Sarkaria has said the locals would have located the well sooner or later without Kochhar's help. "We always knew it existed, and was going to be around the building that came up near the old gurdwara that was demolished," he said, adding: "There was a proposal to erect a memorial here, for which the Archaeological Survey of India (ASI) had even sent a team over."
"The committee could have obtained the land legally by negotiating with the army and remained within archaeological laws," said Kochhar. In his opinion, since the Punjab government has failed to identify the martyrs and trace their descendants, it should seek help from the Uttar Pradesh government, since most of the martyrs belonged to that state.

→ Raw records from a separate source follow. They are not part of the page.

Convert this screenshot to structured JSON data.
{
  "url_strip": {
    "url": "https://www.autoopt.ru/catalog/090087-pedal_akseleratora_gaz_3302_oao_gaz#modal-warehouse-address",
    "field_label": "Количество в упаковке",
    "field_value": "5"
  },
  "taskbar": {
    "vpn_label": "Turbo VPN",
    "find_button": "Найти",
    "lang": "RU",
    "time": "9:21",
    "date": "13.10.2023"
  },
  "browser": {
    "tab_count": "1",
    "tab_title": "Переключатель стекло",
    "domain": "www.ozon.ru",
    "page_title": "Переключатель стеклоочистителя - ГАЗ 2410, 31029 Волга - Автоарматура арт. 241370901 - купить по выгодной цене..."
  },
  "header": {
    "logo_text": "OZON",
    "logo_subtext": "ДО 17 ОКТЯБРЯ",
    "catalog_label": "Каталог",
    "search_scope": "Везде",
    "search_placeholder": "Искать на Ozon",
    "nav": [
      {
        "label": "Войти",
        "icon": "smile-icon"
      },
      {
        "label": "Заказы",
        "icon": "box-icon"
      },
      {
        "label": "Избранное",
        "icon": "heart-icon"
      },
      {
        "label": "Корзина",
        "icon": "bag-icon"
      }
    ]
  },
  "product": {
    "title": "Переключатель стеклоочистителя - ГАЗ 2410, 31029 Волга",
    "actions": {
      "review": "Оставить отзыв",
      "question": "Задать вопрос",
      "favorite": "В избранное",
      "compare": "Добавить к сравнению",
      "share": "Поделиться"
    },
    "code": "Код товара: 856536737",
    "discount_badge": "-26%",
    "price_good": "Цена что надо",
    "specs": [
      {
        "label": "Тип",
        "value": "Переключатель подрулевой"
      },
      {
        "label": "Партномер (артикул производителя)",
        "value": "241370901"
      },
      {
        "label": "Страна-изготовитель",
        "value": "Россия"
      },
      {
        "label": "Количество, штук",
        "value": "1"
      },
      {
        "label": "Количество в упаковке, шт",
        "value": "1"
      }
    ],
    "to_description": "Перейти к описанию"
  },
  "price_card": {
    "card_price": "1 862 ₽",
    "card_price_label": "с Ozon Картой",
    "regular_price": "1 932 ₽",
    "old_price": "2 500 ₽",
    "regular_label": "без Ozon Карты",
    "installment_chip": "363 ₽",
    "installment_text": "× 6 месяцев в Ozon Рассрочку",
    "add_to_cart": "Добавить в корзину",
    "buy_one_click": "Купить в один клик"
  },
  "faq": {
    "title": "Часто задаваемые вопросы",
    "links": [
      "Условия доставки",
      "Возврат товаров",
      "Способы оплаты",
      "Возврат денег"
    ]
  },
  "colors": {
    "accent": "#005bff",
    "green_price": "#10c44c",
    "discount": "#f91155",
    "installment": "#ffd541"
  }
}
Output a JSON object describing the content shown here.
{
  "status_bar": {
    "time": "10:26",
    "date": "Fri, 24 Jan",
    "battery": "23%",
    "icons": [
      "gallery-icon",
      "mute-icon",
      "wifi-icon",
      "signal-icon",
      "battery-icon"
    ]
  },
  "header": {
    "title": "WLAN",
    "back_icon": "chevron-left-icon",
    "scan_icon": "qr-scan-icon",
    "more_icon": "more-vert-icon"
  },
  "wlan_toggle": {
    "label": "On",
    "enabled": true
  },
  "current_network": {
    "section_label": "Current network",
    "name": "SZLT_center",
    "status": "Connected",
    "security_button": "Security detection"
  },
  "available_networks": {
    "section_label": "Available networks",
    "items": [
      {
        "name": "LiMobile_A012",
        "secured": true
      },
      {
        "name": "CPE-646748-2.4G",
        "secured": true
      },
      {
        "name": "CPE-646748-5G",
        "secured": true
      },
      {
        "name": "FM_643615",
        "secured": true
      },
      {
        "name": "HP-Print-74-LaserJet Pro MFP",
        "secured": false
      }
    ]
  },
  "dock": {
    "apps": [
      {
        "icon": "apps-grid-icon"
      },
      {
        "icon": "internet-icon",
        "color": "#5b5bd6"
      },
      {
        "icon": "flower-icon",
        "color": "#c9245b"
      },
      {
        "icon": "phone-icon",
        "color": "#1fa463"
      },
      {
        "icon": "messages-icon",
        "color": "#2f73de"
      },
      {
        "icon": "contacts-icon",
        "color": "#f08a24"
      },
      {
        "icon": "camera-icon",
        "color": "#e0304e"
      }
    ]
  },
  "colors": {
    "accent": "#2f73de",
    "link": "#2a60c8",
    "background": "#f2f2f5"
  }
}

On July 30, 1857, the disarmed soldiers of the 26th Native Infantry deserted the Meean Mir Cantonment. Sepoy Parkash Singh "Prakash Pandey" led the revolt party of nearly 600 soldiers, who before leaving the cantonment killed commanding officer major Spencer and another officer. Aided by a dust storm, they made good their escape but were intercepted on the banks of the Ravi.
Hungry and tired, some jumped into the swollen river, while the rest were caught. The British, later, shot 218 at Dadian Sofian village and took the decorations and necklaces off the remaining 282, whom they brought to Ajnala in batches and executed. Their bodies were dumped in a well.
In December 2012, the site of Kalianwala Khuh (black men's well) was located and renamed Shaheedanwala Khuh (martyr's well). The excavation began on February 28 last year and was completed in a few days. Then began the long wait for a decent burial and cremation for the martyrs, since the land required was unavailable.
The skeletons and other artefacts recovered from the well were put on public display. The samples stained with blood were sent for DNA testing, which is yet to be done. On April 13, last year, four trailers of mud stained with the martyrs' blood were immersed in the Ravi on the spot where 150 of their colleagues had drowned in 1857.
The cremation planned for them on August 1 last year was put off when two of the 282 martyrs were identified as Muslim. A tributes ceremony was held instead and the remains immersed in sacred river Ganga at Hardwar on August 24, 2014.